River length: 861 km
Basin area: 70,614 sq km
Population in basin: 17.5 million (2011)
States in basin: Maharashtra, Karnataka, Telangana
Major cities using water
Solapur (pop: 951,000), Pune – from tributaries (pop: 3.1 million)
- Water depletion: 46%
- Dry season drought risk: Low
- Monsoon flood risk: Extremely high
- Seasonal variability of water levels: High
Economic & Environmental Significance
- The Bhima basin is part of the Krishna basin, and like its parent river, supports intensive agricultural activity. The Upper Bhima basin alone supports over 1.4 million hectares of agriculture, where crops such as sugarcane, wheat, millet and cotton are cultivated.
- The river’s tributaries are important sources of drinking water for the city of Pune. It also generates about 150 MW of power, which are partly used to supply Mumbai’s power needs. The districts of Pune, Satara, Sangli, Kolhapur and Solapur are also dependent on the river for drinking and agricultural purposes.

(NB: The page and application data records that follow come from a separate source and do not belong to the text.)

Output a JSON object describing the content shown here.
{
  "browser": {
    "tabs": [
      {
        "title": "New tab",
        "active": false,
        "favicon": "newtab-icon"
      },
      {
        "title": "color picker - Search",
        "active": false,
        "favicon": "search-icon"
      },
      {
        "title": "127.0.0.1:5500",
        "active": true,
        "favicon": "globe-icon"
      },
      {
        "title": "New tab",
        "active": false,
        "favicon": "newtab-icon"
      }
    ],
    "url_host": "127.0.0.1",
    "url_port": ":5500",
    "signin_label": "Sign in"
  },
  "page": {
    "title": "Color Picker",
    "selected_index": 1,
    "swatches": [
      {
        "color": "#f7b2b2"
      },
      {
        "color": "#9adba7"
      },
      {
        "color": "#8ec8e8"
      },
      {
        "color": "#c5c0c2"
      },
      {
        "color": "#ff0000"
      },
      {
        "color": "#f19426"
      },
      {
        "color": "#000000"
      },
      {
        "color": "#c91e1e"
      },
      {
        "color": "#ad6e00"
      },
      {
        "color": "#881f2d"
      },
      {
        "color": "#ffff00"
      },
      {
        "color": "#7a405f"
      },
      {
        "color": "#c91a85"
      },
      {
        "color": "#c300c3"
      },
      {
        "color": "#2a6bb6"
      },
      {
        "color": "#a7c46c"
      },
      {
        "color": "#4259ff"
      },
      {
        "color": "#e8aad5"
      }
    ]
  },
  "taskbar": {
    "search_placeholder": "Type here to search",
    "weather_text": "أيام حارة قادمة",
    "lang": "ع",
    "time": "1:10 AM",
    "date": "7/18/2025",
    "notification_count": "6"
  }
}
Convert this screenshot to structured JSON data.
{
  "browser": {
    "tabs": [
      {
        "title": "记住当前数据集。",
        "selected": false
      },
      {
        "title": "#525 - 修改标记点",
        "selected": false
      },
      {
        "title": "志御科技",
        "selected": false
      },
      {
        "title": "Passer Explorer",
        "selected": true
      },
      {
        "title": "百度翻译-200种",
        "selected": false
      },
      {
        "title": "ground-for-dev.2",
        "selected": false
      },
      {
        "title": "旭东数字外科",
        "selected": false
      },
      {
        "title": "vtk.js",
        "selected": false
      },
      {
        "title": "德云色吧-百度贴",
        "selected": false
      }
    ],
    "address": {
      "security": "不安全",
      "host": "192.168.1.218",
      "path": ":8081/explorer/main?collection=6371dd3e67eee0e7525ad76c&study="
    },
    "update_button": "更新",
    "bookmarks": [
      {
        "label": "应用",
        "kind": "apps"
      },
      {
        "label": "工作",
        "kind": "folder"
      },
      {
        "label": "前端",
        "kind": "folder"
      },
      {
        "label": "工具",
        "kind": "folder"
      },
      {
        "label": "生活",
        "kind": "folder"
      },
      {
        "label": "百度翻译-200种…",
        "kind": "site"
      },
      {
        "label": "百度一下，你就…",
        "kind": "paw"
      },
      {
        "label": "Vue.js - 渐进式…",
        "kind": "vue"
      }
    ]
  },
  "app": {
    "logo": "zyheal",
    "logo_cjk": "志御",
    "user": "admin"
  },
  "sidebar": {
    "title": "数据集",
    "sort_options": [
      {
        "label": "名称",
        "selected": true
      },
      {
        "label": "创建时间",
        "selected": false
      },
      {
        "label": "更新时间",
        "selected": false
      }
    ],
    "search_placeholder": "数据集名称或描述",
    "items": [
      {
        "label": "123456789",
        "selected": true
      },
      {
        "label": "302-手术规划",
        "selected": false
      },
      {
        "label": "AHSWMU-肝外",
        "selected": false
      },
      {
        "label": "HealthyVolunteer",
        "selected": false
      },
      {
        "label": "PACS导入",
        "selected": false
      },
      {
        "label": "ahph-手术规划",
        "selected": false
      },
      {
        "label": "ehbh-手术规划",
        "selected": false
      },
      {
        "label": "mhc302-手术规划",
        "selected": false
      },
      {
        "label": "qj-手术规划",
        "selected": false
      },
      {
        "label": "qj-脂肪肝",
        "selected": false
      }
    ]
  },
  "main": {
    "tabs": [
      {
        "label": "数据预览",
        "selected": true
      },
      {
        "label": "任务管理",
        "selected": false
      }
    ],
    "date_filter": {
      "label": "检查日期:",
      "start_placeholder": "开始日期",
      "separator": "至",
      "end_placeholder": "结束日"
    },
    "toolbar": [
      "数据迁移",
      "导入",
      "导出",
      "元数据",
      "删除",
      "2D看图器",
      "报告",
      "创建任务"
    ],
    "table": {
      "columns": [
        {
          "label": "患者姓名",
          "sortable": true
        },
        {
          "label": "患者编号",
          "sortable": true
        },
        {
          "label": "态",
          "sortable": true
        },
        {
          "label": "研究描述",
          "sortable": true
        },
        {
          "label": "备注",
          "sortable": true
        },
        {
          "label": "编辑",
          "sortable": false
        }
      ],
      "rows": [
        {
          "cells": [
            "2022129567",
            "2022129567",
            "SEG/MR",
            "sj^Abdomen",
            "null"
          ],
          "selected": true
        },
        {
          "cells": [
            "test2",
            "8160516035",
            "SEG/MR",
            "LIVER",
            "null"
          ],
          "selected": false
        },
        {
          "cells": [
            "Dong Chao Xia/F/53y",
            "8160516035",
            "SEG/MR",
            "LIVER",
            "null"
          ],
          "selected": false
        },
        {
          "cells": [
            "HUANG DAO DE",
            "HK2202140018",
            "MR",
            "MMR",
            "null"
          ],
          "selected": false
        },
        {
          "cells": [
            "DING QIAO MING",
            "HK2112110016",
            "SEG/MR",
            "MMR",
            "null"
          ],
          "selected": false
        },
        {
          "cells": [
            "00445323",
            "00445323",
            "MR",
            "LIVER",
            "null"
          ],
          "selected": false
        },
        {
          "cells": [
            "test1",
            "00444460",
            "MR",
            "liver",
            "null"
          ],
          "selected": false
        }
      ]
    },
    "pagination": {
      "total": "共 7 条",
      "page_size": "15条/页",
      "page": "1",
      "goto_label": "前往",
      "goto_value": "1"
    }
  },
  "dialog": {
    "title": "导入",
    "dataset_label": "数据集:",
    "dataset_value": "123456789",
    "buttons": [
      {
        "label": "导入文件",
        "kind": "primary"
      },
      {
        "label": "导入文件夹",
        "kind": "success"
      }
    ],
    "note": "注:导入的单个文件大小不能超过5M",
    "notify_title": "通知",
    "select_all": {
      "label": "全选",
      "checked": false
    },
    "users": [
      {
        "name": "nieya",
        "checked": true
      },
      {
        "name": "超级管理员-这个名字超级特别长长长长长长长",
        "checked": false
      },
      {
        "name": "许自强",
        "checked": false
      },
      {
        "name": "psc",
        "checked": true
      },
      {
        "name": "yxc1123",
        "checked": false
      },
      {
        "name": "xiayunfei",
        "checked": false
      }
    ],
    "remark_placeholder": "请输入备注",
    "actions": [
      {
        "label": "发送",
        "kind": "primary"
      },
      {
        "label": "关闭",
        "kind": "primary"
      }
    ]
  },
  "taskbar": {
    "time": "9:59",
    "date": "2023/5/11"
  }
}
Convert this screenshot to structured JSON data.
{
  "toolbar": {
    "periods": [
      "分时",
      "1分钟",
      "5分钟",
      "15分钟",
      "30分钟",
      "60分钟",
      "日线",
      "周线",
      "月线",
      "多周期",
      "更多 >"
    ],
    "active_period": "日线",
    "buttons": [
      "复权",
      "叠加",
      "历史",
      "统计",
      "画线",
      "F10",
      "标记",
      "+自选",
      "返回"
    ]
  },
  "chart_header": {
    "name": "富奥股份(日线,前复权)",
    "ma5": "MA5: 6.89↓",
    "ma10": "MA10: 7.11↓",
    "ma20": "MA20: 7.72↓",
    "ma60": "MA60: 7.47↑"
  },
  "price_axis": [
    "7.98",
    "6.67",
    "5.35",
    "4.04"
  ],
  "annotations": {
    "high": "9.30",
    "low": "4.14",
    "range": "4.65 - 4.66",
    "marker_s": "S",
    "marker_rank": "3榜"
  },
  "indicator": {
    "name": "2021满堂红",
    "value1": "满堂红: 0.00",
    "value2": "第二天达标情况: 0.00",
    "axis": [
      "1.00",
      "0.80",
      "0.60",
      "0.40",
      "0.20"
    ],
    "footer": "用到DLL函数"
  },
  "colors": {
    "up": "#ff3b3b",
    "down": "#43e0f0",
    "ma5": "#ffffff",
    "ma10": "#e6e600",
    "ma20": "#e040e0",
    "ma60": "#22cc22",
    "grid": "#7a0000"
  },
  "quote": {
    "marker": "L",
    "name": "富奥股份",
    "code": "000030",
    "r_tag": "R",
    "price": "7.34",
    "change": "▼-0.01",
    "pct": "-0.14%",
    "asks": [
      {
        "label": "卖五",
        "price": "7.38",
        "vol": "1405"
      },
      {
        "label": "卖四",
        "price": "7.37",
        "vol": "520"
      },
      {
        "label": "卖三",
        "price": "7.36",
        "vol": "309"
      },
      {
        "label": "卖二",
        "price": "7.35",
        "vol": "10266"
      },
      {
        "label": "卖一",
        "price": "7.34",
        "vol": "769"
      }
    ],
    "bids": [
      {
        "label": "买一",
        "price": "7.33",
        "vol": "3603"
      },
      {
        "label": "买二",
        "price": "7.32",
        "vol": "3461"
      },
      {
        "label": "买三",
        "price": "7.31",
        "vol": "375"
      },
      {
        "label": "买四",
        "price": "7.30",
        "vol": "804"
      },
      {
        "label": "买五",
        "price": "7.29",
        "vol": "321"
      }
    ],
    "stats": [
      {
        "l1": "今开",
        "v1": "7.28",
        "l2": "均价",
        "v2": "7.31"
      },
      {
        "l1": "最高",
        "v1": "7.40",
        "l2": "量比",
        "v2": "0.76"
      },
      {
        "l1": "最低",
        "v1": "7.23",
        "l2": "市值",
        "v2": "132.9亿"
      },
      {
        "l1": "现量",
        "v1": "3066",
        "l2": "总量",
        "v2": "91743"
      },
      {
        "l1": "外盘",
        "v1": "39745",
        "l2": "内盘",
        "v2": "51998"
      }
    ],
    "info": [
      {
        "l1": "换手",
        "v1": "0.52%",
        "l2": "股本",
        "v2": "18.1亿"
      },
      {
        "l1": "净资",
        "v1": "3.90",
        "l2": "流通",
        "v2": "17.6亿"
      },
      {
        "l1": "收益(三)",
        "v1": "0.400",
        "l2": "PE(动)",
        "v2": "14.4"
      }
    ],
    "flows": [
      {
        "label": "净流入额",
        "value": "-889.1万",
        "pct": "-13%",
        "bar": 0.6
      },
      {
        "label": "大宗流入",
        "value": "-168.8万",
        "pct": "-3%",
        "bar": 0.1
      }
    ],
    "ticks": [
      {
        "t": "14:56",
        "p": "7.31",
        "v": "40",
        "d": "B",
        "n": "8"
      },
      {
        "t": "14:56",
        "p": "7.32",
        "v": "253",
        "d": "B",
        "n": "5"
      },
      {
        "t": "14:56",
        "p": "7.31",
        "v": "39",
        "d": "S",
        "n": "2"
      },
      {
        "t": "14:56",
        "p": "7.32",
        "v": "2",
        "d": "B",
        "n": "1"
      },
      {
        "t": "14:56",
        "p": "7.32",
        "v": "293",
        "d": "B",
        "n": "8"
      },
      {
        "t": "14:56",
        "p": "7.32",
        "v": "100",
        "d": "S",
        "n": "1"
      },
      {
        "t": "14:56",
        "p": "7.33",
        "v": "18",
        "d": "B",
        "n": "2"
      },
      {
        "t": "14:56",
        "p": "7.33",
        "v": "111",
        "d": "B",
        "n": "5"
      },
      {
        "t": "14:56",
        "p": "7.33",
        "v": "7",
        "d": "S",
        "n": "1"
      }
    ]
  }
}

- The Bhima basin is very biodiverse and home to six wildlife sanctuaries, including the Bhimashankar Wildlife Sanctuary ¬– home to Maharashtra’s state animal, the Indian Giant Squirrel – and the Great Indian Bustard Sanctuary, one of the last refuges of the critically endangered Great Indian Bustard. Only about 250 of these birds survive. Other sanctuaries include the Rehekuri Blackbuck Sanctuary, the Mayureshwar Wildlife Sanctuary and the Ujjani Wetland.
- This ancient yet effective system of water supply no longer works and water is scarce in the region. Agriculture has suffered greatly. At one time, the river irrigated over 350,000 hectares, but today due to lack of irrigation water, lakhs of coconut trees in the area have gone dry and have been cut down.